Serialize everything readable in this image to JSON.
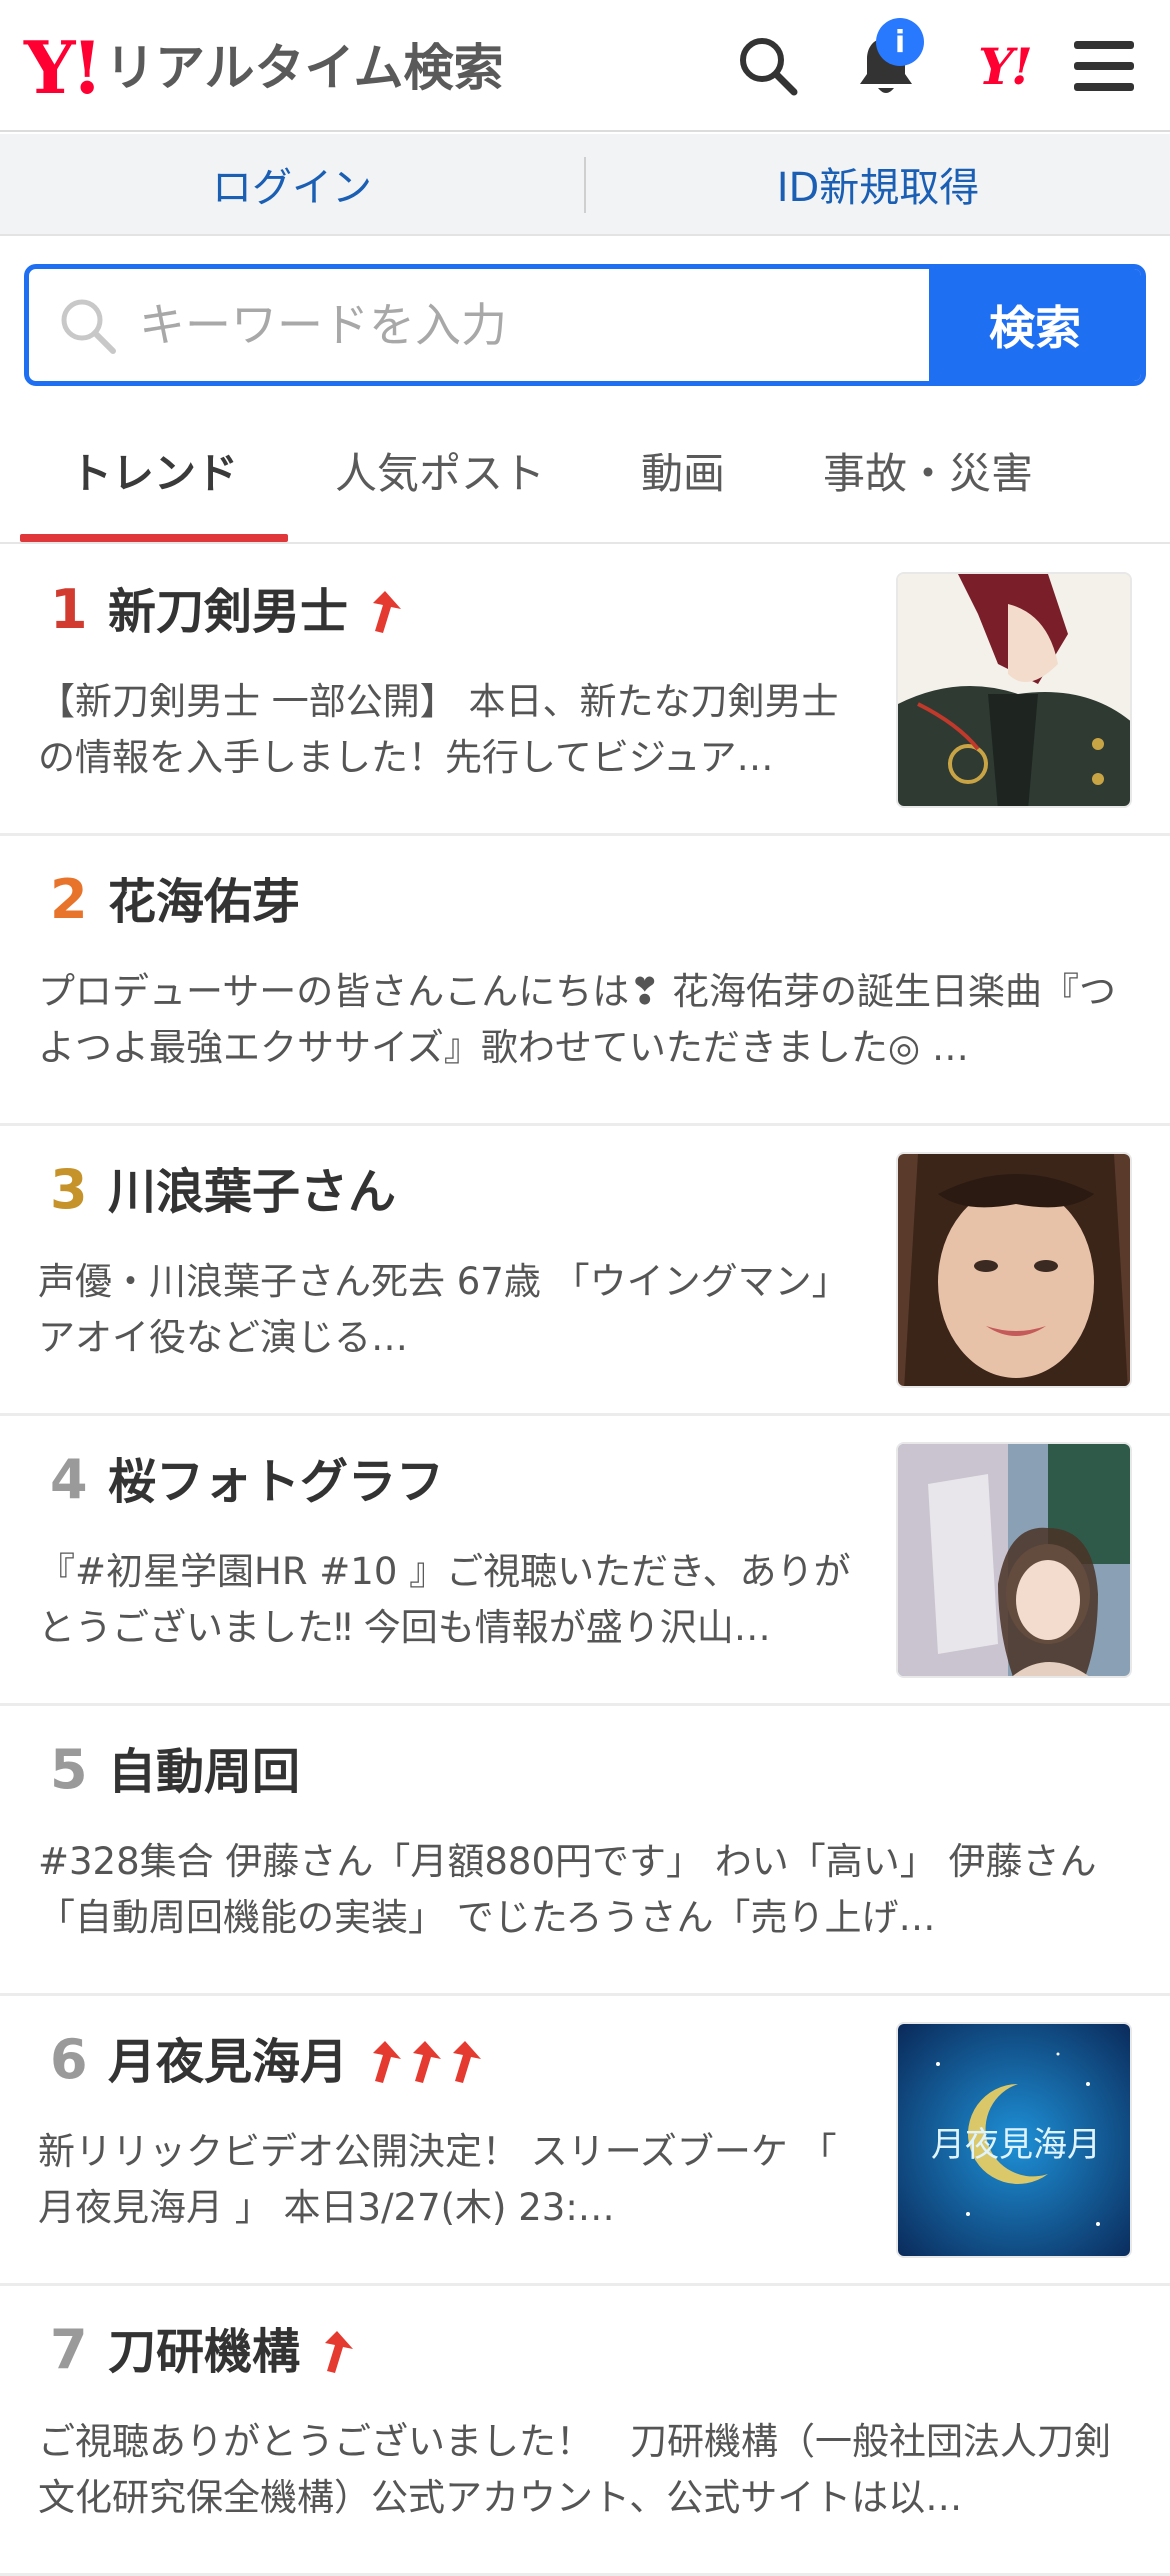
{
  "header": {
    "logo": "Y!",
    "title": "リアルタイム検索",
    "notification_badge": "i",
    "yj_logo": "Y!"
  },
  "loginbar": {
    "login": "ログイン",
    "signup": "ID新規取得"
  },
  "search": {
    "placeholder": "キーワードを入力",
    "button": "検索"
  },
  "tabs": [
    {
      "label": "トレンド",
      "active": true
    },
    {
      "label": "人気ポスト",
      "active": false
    },
    {
      "label": "動画",
      "active": false
    },
    {
      "label": "事故・災害",
      "active": false
    }
  ],
  "trends": [
    {
      "rank": "1",
      "title": "新刀剣男士",
      "arrows": 1,
      "has_thumb": true,
      "desc": "【新刀剣男士 一部公開】 本日、新たな刀剣男士の情報を入手しました！先行してビジュア…"
    },
    {
      "rank": "2",
      "title": "花海佑芽",
      "arrows": 0,
      "has_thumb": false,
      "desc": "プロデューサーの皆さんこんにちは❣ 花海佑芽の誕生日楽曲『つよつよ最強エクササイズ』歌わせていただきました◎ …"
    },
    {
      "rank": "3",
      "title": "川浪葉子さん",
      "arrows": 0,
      "has_thumb": true,
      "desc": "声優・川浪葉子さん死去 67歳 「ウイングマン」アオイ役など演じる…"
    },
    {
      "rank": "4",
      "title": "桜フォトグラフ",
      "arrows": 0,
      "has_thumb": true,
      "desc": "『#初星学園HR #10 』ご視聴いただき、ありがとうございました‼ 今回も情報が盛り沢山…"
    },
    {
      "rank": "5",
      "title": "自動周回",
      "arrows": 0,
      "has_thumb": false,
      "desc": "#328集合 伊藤さん「月額880円です」 わい「高い」 伊藤さん「自動周回機能の実装」 でじたろうさん「売り上げ…"
    },
    {
      "rank": "6",
      "title": "月夜見海月",
      "arrows": 3,
      "has_thumb": true,
      "desc": "新リリックビデオ公開決定！  スリーズブーケ  「 月夜見海月 」 本日3/27(木) 23:…"
    },
    {
      "rank": "7",
      "title": "刀研機構",
      "arrows": 1,
      "has_thumb": false,
      "desc": "ご視聴ありがとうございました！　刀研機構（一般社団法人刀剣文化研究保全機構）公式アカウント、公式サイトは以…"
    }
  ],
  "thumb_6_text": "月夜見海月",
  "colors": {
    "accent_blue": "#1f6ff2",
    "brand_red": "#ff0033",
    "tab_underline": "#e0383a",
    "rank1": "#d23b2f",
    "rank2": "#e8732a",
    "rank3": "#c6932a",
    "rank_other": "#9a9a9a"
  }
}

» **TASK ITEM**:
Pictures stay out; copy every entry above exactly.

» **OUTPUT BELOW**:
Serialize everything readable in this image to JSON.
{
  "header": {
    "logo": "Y!",
    "title": "リアルタイム検索",
    "notification_badge": "i",
    "yj_logo": "Y!"
  },
  "loginbar": {
    "login": "ログイン",
    "signup": "ID新規取得"
  },
  "search": {
    "placeholder": "キーワードを入力",
    "button": "検索"
  },
  "tabs": [
    {
      "label": "トレンド",
      "active": true
    },
    {
      "label": "人気ポスト",
      "active": false
    },
    {
      "label": "動画",
      "active": false
    },
    {
      "label": "事故・災害",
      "active": false
    }
  ],
  "trends": [
    {
      "rank": "1",
      "title": "新刀剣男士",
      "arrows": 1,
      "has_thumb": true,
      "desc": "【新刀剣男士 一部公開】 本日、新たな刀剣男士の情報を入手しました！先行してビジュア…"
    },
    {
      "rank": "2",
      "title": "花海佑芽",
      "arrows": 0,
      "has_thumb": false,
      "desc": "プロデューサーの皆さんこんにちは❣ 花海佑芽の誕生日楽曲『つよつよ最強エクササイズ』歌わせていただきました◎ …"
    },
    {
      "rank": "3",
      "title": "川浪葉子さん",
      "arrows": 0,
      "has_thumb": true,
      "desc": "声優・川浪葉子さん死去 67歳 「ウイングマン」アオイ役など演じる…"
    },
    {
      "rank": "4",
      "title": "桜フォトグラフ",
      "arrows": 0,
      "has_thumb": true,
      "desc": "『#初星学園HR #10 』ご視聴いただき、ありがとうございました‼ 今回も情報が盛り沢山…"
    },
    {
      "rank": "5",
      "title": "自動周回",
      "arrows": 0,
      "has_thumb": false,
      "desc": "#328集合 伊藤さん「月額880円です」 わい「高い」 伊藤さん「自動周回機能の実装」 でじたろうさん「売り上げ…"
    },
    {
      "rank": "6",
      "title": "月夜見海月",
      "arrows": 3,
      "has_thumb": true,
      "desc": "新リリックビデオ公開決定！  スリーズブーケ  「 月夜見海月 」 本日3/27(木) 23:…"
    },
    {
      "rank": "7",
      "title": "刀研機構",
      "arrows": 1,
      "has_thumb": false,
      "desc": "ご視聴ありがとうございました！　刀研機構（一般社団法人刀剣文化研究保全機構）公式アカウント、公式サイトは以…"
    }
  ],
  "thumb_6_text": "月夜見海月",
  "colors": {
    "accent_blue": "#1f6ff2",
    "brand_red": "#ff0033",
    "tab_underline": "#e0383a",
    "rank1": "#d23b2f",
    "rank2": "#e8732a",
    "rank3": "#c6932a",
    "rank_other": "#9a9a9a"
  }
}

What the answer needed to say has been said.